Mudcat Café message #3897837 The Mudcat Café TM
Thread #162666   Message #3897837
Posted By: Jim Carroll
07-Jan-18 - 04:06 AM
Thread Name: New Book: Folk Song in England
Subject: RE: New Book: Folk Song in England
"There must be 2 JCs on this thread."
We all need to examine the contents of the material as a body and see if your claim floats - your aggressive and insulting responses to any form of challenge leaves me with the feeling that you are not someone I wish to do that with
We have already tried it in an earlier thread and became bogged down in unnecessary incidentals.
I have not tolerated your insulting and patronising behaviour in the hope that I might change your mind - but in the chance that someone with less of an agenda than yours (happy to say that in the light of your already having accused be of having a political one and being an attention seeker) will weigh in with other opinions

None of this can be decided by two people slugging it out on a forum that has made 'what is folksong' a no go area' and discussion on the ideas and achievements of one of the greatest contributors to our pleasure and understanding of modern folk song performance a minefield of 'name-change' and army record.
If we are going to make any sense of folk song and save it from the same fate of the club scene that burned out when its foundations were destroyed by lack of direction, there has to be some sort of meeting of minds from all with an interest - not from messiahs who appear to have stumbled across the answer.
That discussion has to take into consideration what the earlier researchers had to say and if they got is so fundamentally wrong, why they did (without the 'adenda driving' and 'elitist' garbage)
We also need to take into consideration what little we have from the singers themselves.
The positive things that came out of the revival (not the performances or the faddiness, but the writing that was done in the form of magazine articles (when the revival had such things) and sleeve notes
The Critics group did what amounted to nearly ten years research on song texts in order to sing them - mostly recorded.
Parker, MacColl, Lomax, Roy Palmer, Mike Yates.... and others interviewed some of our best sings, some of whom had participated in living traditions - all need to be got together and examined - a life's work for a future generation.
Work done by those researching traditions other than the little tiny dying corner we are talking about here, need to be looked at - Hamish Henderson, Peter Cook, Peter Hall, Hugh Shields, Tom Munnelly, John Moulden....
The last thing we need to be told is that our tradition was created for money and is no different than the output of the pop industry - which doesn't make sense anyway.

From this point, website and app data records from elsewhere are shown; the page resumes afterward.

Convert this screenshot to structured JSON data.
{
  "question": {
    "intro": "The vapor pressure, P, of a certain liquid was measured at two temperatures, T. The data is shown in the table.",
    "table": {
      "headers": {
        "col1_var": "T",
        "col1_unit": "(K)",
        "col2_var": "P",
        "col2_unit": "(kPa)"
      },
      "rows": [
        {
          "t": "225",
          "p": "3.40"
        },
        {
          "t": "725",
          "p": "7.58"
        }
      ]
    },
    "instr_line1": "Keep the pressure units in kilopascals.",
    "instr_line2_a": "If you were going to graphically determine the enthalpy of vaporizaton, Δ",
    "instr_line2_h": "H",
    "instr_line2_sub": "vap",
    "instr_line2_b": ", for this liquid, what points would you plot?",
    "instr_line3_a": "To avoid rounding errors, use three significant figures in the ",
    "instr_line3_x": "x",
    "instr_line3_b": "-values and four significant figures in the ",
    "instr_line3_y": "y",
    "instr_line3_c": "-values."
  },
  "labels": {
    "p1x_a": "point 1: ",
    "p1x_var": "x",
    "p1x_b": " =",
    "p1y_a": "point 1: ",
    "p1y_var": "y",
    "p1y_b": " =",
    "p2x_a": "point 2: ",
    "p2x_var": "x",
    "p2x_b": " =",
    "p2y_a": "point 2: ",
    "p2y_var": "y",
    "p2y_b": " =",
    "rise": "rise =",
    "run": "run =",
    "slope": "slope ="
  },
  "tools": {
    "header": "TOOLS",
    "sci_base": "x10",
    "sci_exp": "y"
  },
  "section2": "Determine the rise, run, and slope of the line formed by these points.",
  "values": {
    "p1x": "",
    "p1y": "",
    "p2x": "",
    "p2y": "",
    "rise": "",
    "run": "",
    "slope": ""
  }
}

With a few notable exceptions, Folk academia seems to have shrunk into an introspective freemasonry talking to each other in "a language that the stranger does not know" and producing books that are sold at prices people don't wish to or are unable to pay.
E.F.D.S.S. should have been at the forefront of of any discussion but it is difficult to see where they stand at present
I am not able to attend T.S.F. meetings (the last one I attended several of us from Ireland spoke at) but I had hopes that they could expand and move outside of their meetings - I'm not sure now.

I don't have any answers, but I'm damn sure that lumping folk songs in with all the musical dross that was accepted for a time than forgotten, to be replaced by more musical dross, isn't one of them
Jim Carroll